Only the number is wanted: count the lines in the data with "content" in them.
=== Begin Enclosure ===
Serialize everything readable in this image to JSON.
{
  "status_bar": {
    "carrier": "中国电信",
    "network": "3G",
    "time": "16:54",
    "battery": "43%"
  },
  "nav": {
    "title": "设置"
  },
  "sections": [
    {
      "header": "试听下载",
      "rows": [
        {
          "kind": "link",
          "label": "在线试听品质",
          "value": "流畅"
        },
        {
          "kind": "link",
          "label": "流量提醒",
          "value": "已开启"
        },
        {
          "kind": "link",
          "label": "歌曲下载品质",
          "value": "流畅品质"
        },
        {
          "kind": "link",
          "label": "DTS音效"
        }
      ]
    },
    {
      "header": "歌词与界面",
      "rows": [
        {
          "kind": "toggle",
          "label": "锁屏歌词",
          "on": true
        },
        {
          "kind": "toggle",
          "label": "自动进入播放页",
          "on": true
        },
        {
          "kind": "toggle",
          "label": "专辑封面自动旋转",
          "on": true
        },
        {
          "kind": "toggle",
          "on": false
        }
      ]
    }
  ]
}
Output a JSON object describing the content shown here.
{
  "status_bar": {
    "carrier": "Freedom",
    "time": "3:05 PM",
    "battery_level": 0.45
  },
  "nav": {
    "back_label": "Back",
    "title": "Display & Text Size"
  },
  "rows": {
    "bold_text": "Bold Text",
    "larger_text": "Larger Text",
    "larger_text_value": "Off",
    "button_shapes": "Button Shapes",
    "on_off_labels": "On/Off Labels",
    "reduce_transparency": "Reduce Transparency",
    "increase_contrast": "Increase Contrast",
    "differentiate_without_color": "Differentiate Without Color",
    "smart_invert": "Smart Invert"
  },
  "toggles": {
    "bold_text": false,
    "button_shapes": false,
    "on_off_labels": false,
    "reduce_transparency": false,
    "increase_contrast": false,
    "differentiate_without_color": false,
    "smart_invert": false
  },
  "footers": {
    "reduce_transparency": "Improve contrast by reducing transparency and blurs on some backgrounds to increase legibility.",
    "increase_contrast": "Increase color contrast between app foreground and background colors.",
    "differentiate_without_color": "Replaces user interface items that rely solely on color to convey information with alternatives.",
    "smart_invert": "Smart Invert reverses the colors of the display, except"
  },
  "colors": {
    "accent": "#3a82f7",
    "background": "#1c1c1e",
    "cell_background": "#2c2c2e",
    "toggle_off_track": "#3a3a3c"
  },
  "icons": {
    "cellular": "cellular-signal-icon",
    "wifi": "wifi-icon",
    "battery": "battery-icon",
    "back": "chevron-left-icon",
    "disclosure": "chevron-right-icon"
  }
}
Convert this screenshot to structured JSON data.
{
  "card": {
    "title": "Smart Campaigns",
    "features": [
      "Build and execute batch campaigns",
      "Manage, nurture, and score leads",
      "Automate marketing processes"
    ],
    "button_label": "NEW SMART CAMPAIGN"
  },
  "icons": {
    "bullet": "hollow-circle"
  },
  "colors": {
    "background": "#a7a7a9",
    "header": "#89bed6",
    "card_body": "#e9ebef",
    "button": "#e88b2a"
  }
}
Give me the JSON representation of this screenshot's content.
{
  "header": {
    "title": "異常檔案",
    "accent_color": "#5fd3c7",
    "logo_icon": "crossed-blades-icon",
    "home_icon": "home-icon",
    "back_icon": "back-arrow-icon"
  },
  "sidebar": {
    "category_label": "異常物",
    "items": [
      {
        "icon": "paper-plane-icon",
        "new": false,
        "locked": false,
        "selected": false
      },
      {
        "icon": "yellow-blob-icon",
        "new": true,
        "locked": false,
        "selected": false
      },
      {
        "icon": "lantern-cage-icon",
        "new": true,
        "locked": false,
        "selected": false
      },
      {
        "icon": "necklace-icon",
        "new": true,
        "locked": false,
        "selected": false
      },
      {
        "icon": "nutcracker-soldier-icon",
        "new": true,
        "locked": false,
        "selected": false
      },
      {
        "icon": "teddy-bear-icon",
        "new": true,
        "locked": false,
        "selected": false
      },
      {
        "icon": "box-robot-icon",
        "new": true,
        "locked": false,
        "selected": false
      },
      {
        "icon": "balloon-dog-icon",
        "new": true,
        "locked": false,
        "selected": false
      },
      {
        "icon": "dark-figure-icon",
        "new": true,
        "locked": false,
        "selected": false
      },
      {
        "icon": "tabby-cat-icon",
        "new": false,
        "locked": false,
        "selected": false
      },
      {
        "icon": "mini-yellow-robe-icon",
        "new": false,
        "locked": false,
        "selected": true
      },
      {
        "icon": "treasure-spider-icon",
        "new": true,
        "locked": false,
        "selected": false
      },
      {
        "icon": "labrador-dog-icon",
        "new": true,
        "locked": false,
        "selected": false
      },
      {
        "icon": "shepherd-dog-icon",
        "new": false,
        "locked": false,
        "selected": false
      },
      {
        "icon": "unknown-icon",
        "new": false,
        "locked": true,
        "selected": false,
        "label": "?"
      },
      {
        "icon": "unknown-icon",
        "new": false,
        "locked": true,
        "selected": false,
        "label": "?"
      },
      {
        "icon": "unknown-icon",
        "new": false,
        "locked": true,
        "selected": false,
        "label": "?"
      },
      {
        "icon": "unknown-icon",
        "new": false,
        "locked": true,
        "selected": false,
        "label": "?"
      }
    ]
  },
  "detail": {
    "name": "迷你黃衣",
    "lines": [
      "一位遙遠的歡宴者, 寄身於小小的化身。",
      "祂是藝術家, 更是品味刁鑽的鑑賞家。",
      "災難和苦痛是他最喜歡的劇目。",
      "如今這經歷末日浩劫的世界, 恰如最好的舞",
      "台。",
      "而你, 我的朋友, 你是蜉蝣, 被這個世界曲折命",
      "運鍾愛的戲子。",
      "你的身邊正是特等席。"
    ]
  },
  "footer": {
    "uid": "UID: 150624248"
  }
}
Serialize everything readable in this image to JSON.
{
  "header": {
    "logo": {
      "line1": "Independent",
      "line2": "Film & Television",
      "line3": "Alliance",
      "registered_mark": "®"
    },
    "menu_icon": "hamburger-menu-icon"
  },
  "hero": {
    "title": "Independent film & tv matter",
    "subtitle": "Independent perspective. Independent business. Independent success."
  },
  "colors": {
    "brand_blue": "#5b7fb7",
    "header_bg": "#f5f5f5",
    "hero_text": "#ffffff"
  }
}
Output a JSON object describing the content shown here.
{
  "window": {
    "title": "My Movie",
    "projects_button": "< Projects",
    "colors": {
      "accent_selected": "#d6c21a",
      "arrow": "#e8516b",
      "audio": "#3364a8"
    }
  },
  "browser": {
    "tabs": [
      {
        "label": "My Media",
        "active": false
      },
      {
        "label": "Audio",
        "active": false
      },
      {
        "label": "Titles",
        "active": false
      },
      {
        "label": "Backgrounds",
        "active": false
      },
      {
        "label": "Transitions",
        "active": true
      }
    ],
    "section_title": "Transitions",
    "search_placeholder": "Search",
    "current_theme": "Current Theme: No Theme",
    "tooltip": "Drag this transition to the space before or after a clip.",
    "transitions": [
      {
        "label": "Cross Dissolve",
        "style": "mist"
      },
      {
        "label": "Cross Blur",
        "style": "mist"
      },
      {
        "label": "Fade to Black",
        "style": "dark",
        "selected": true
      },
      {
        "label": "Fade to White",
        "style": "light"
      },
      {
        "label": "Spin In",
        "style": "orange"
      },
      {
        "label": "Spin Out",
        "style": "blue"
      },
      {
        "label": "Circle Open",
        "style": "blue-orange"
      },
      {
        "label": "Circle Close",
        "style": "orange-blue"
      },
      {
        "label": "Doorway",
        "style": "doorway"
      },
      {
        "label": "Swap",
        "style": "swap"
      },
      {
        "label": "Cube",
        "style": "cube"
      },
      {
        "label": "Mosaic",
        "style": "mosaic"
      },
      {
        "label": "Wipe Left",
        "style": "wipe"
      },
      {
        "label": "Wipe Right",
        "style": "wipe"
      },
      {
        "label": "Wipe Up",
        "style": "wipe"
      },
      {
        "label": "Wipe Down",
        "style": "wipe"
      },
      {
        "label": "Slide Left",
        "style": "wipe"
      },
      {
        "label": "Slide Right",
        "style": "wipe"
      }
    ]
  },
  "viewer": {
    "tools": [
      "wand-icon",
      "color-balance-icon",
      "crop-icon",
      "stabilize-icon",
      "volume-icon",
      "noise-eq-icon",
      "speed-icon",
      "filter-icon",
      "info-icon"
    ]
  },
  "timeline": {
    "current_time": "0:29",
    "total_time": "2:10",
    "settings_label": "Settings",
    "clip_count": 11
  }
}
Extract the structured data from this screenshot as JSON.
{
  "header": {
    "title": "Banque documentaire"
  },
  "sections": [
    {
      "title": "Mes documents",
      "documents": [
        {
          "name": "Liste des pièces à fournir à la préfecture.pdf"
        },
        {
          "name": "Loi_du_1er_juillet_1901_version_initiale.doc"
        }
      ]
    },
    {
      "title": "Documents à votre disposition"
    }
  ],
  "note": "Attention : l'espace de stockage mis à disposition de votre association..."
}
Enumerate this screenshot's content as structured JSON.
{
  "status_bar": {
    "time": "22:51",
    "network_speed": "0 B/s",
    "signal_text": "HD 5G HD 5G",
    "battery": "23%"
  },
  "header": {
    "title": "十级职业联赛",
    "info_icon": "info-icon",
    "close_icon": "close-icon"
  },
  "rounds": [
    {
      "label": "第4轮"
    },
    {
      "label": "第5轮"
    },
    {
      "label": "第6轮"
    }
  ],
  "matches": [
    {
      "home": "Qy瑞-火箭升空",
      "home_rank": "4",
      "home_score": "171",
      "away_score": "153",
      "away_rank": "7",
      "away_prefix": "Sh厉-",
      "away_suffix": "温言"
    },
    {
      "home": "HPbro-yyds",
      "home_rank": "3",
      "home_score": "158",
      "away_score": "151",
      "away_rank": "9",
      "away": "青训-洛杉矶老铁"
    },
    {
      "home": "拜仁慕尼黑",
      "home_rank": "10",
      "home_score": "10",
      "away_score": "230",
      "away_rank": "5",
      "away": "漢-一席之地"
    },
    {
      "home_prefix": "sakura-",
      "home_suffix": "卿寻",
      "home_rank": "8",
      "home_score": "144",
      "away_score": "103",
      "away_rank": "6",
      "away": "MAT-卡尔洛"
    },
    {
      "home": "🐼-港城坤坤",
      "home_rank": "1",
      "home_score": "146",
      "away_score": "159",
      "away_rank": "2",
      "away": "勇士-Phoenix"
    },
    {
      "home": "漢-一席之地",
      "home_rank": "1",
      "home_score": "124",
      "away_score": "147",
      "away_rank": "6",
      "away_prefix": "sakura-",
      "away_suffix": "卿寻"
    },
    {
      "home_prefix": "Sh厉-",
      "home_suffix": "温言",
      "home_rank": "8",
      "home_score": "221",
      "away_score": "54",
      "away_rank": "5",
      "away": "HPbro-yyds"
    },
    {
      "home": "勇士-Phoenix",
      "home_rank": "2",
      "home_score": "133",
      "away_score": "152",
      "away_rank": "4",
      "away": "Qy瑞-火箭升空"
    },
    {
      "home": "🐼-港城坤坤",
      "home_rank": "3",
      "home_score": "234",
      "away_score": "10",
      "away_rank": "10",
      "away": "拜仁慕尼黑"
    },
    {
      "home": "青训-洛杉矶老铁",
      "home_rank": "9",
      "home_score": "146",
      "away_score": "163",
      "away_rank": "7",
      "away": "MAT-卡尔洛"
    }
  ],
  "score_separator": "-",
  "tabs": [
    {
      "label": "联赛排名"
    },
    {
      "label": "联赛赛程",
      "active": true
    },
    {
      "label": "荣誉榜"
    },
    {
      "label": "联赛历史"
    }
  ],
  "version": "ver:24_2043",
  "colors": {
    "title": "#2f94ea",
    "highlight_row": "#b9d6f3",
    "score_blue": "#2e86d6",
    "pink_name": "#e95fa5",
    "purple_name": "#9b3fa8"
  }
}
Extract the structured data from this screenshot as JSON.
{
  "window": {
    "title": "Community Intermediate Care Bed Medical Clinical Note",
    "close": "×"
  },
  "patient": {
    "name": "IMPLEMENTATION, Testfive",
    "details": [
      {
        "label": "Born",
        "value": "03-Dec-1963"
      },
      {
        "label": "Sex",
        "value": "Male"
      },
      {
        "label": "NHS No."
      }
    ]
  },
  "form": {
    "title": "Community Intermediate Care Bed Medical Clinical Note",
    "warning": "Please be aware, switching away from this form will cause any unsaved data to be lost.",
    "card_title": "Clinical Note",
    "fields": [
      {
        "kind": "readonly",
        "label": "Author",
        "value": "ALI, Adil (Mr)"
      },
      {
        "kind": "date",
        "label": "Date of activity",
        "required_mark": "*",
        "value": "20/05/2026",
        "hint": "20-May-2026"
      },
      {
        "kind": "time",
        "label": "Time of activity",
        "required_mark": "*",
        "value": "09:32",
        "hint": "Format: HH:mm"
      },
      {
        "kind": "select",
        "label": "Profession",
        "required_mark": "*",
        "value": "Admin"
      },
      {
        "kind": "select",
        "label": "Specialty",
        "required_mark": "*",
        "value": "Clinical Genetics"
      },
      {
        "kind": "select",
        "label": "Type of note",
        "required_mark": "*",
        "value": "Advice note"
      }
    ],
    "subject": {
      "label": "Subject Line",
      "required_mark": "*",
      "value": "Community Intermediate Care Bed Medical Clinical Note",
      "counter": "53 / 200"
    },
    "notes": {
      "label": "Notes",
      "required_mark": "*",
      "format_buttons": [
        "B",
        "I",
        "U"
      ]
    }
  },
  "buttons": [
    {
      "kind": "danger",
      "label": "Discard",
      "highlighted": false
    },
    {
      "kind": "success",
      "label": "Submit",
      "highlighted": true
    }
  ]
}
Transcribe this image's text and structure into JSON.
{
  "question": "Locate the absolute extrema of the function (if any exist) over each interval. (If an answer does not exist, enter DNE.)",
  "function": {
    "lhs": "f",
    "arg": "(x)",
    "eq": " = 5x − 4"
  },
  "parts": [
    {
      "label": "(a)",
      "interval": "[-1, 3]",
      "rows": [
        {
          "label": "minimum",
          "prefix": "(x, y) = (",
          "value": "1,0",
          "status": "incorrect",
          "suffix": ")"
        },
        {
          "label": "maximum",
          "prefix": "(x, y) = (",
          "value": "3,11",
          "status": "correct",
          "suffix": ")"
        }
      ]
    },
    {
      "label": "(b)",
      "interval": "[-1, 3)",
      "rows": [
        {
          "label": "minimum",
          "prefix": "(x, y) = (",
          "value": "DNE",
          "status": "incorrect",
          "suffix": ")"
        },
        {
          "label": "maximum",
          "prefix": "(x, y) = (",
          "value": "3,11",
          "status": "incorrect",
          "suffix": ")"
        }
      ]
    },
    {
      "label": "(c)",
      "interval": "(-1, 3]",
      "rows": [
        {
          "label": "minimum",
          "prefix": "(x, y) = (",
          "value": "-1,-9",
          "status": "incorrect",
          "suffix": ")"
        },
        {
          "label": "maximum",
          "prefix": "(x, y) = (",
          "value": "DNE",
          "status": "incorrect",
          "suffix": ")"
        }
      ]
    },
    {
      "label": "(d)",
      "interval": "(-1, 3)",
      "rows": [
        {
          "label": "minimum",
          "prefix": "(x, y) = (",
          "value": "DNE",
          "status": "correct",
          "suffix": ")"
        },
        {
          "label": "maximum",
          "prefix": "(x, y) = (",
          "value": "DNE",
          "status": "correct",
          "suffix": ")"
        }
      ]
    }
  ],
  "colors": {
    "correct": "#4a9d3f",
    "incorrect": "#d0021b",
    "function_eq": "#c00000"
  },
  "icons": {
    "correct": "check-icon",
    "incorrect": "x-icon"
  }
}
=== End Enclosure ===
- YOUR SOLUTION -
4